Turning point: Tammi McDonald “dabbled in the gym” and did various types of exercise since high school. “I wasn’t one to do these things on my own, so I was never really able to get into a gym routine,” she explains. Turning 40 was a turning point for her. That’s when she decided to get in the best shape of her life. “It was time to do something for me, which was tough at first. I had spent 20 years focusing on my husband and three children,” she says. McDonald stepped out of her comfort zone and joined a gym. A few months later, she was inspired to start a 12-week transformation and enter her first bikini competition.
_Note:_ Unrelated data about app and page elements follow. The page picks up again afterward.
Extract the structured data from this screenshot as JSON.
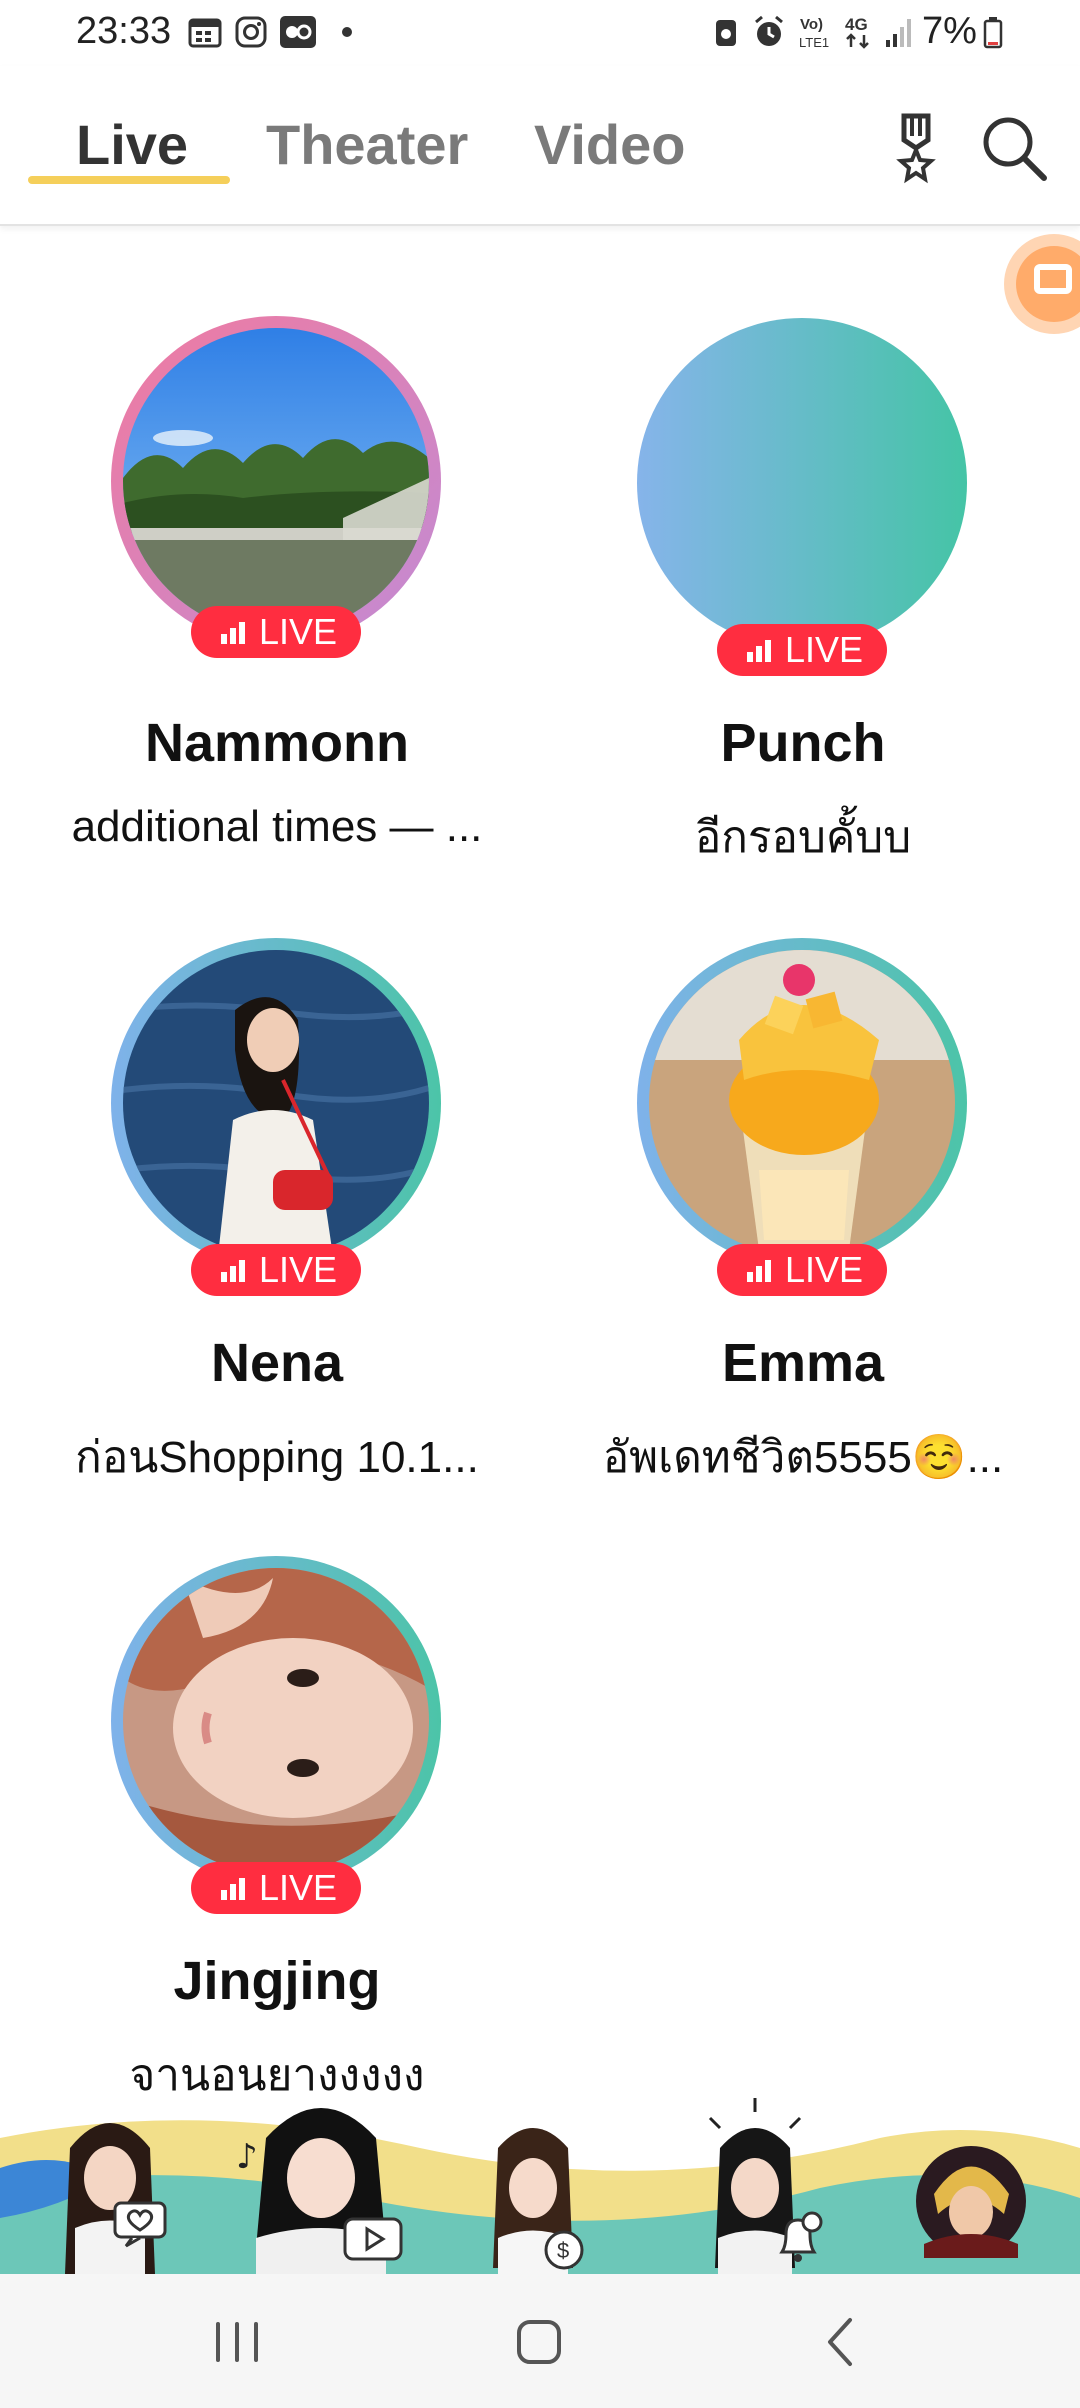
{
  "status_bar": {
    "time": "23:33",
    "battery": "7%",
    "icons": [
      "calendar-icon",
      "instagram-icon",
      "app-icon",
      "dot-icon",
      "recycle-icon",
      "alarm-icon",
      "volte-icon",
      "4g-icon",
      "signal-icon",
      "battery-icon"
    ],
    "network_top": "Vo)",
    "network_bottom": "LTE1",
    "net_type": "4G"
  },
  "header": {
    "tabs": [
      {
        "label": "Live",
        "active": true
      },
      {
        "label": "Theater",
        "active": false
      },
      {
        "label": "Video",
        "active": false
      }
    ],
    "icons": [
      "medal-icon",
      "search-icon"
    ]
  },
  "colors": {
    "accent_underline": "#f5cf5a",
    "live_badge": "#ff2d40",
    "float_button": "#ffab6a"
  },
  "streams": [
    {
      "name": "Nammonn",
      "caption": "additional times — ...",
      "badge": "LIVE"
    },
    {
      "name": "Punch",
      "caption": "อีกรอบคั้บบ",
      "badge": "LIVE"
    },
    {
      "name": "Nena",
      "caption": "ก่อนShopping 10.1...",
      "badge": "LIVE"
    },
    {
      "name": "Emma",
      "caption": "อัพเดทชีวิต5555☺️...",
      "badge": "LIVE"
    },
    {
      "name": "Jingjing",
      "caption": "จานอนยางงงงง",
      "badge": "LIVE"
    }
  ],
  "promo_strip": {
    "items": [
      "heart-message-icon",
      "play-icon",
      "coin-icon",
      "bell-icon",
      "avatar"
    ]
  },
  "navbar": {
    "buttons": [
      "recent-apps-icon",
      "home-icon",
      "back-icon"
    ]
  }
}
Weights over cardio: Although McDonald doesn’t dislike cardio, she loves lifting. “I train five to six days a week, working legs/glutes twice a week and cardio and core about three times a week, all preferably in the morning,” she says. “It’s a great way to begin my day and get it all done before work so I have time with my family in the evening.”
Be unstoppable: “It’s never too late to make a change,” McDonald says. Her favorite quote is, “Believe and you are unstoppable!” Now she is planning to become a personal trainer. “I’m excited to work with others to help them achieve their individual fitness goals.”
Calgary, Alberta, Canada Stats: 51 • 150 lb • 5’9” Gig: Licensed optician
Cambridge, Ontario, Canada Stats: 26 • 135 lb • 5’10” Gig: Personal trainer
Squamish, British Columbia, Canada Stats: 42 • 117 lb • 5’2” Gig: Sales associate
Kimberley, British Columbia, Canada Stats: 45 • 113 lb • 5’5” Gig: District principal
Temecula, California Stats: 51 • 134 lb • 5’8” Gig: Flight attendant